Task brief: All of the data, except its images, should be set down exactly as it appears.

Exercise inputs:
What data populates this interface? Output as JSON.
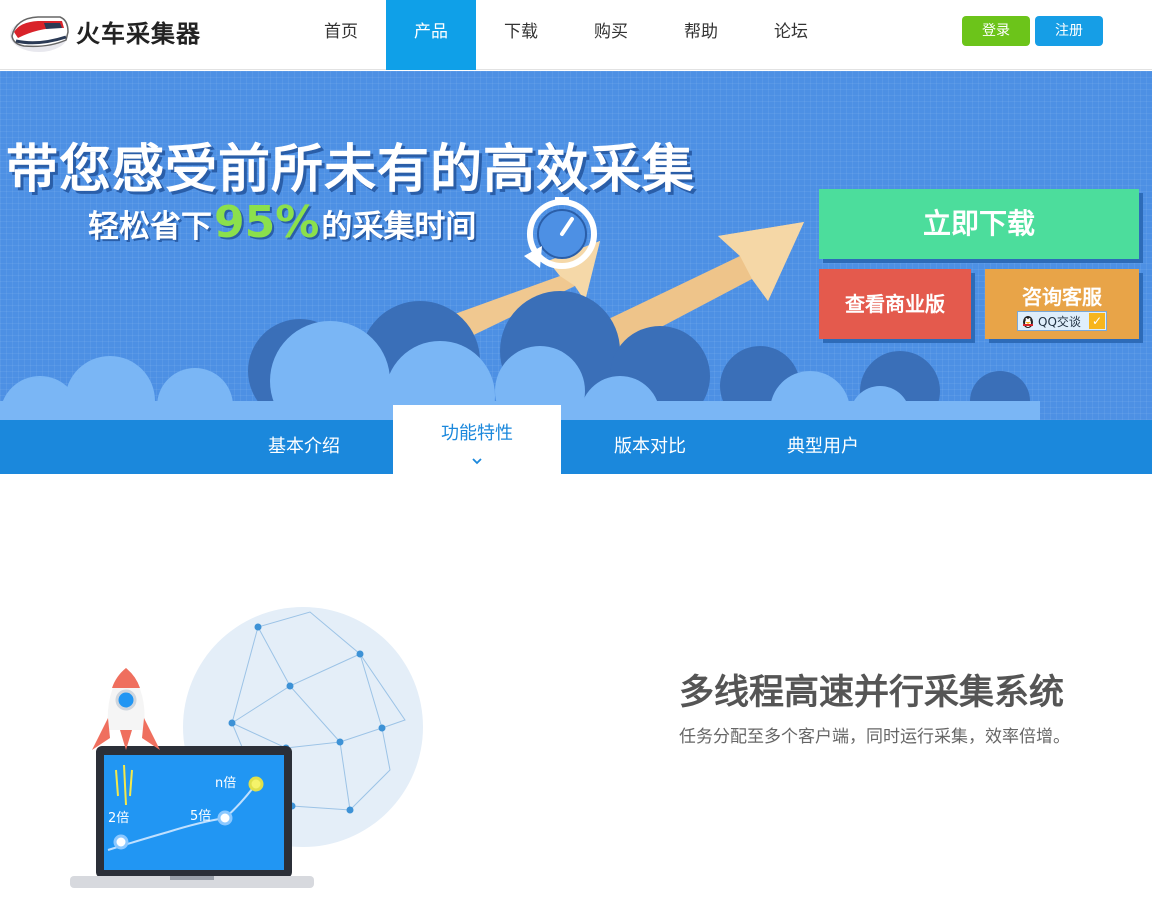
{
  "header": {
    "logo_text": "火车采集器",
    "nav": [
      {
        "label": "首页"
      },
      {
        "label": "产品"
      },
      {
        "label": "下载"
      },
      {
        "label": "购买"
      },
      {
        "label": "帮助"
      },
      {
        "label": "论坛"
      }
    ],
    "active_nav": "产品",
    "login_label": "登录",
    "register_label": "注册",
    "login_color": "#6cc41a",
    "register_color": "#169ee6"
  },
  "banner": {
    "headline": "带您感受前所未有的高效采集",
    "subline_prefix": "轻松省下",
    "subline_percent": "95%",
    "subline_suffix": "的采集时间",
    "download_label": "立即下载",
    "business_label": "查看商业版",
    "service_label": "咨询客服",
    "qq_label": "QQ交谈",
    "colors": {
      "background": "#4d90e4",
      "download": "#4cdd9c",
      "business": "#e45a4d",
      "service": "#e8a448",
      "percent": "#8be04c"
    }
  },
  "subtabs": {
    "items": [
      {
        "label": "基本介绍"
      },
      {
        "label": "功能特性"
      },
      {
        "label": "版本对比"
      },
      {
        "label": "典型用户"
      }
    ],
    "active": "功能特性"
  },
  "feature": {
    "title": "多线程高速并行采集系统",
    "description": "任务分配至多个客户端，同时运行采集，效率倍增。",
    "chart_labels": [
      "2倍",
      "5倍",
      "n倍"
    ]
  }
}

Problem solution:
What data populates this interface? Output as JSON.
{
  "header": {
    "logo_text": "火车采集器",
    "nav": [
      {
        "label": "首页"
      },
      {
        "label": "产品"
      },
      {
        "label": "下载"
      },
      {
        "label": "购买"
      },
      {
        "label": "帮助"
      },
      {
        "label": "论坛"
      }
    ],
    "active_nav": "产品",
    "login_label": "登录",
    "register_label": "注册",
    "login_color": "#6cc41a",
    "register_color": "#169ee6"
  },
  "banner": {
    "headline": "带您感受前所未有的高效采集",
    "subline_prefix": "轻松省下",
    "subline_percent": "95%",
    "subline_suffix": "的采集时间",
    "download_label": "立即下载",
    "business_label": "查看商业版",
    "service_label": "咨询客服",
    "qq_label": "QQ交谈",
    "colors": {
      "background": "#4d90e4",
      "download": "#4cdd9c",
      "business": "#e45a4d",
      "service": "#e8a448",
      "percent": "#8be04c"
    }
  },
  "subtabs": {
    "items": [
      {
        "label": "基本介绍"
      },
      {
        "label": "功能特性"
      },
      {
        "label": "版本对比"
      },
      {
        "label": "典型用户"
      }
    ],
    "active": "功能特性"
  },
  "feature": {
    "title": "多线程高速并行采集系统",
    "description": "任务分配至多个客户端，同时运行采集，效率倍增。",
    "chart_labels": [
      "2倍",
      "5倍",
      "n倍"
    ]
  }
}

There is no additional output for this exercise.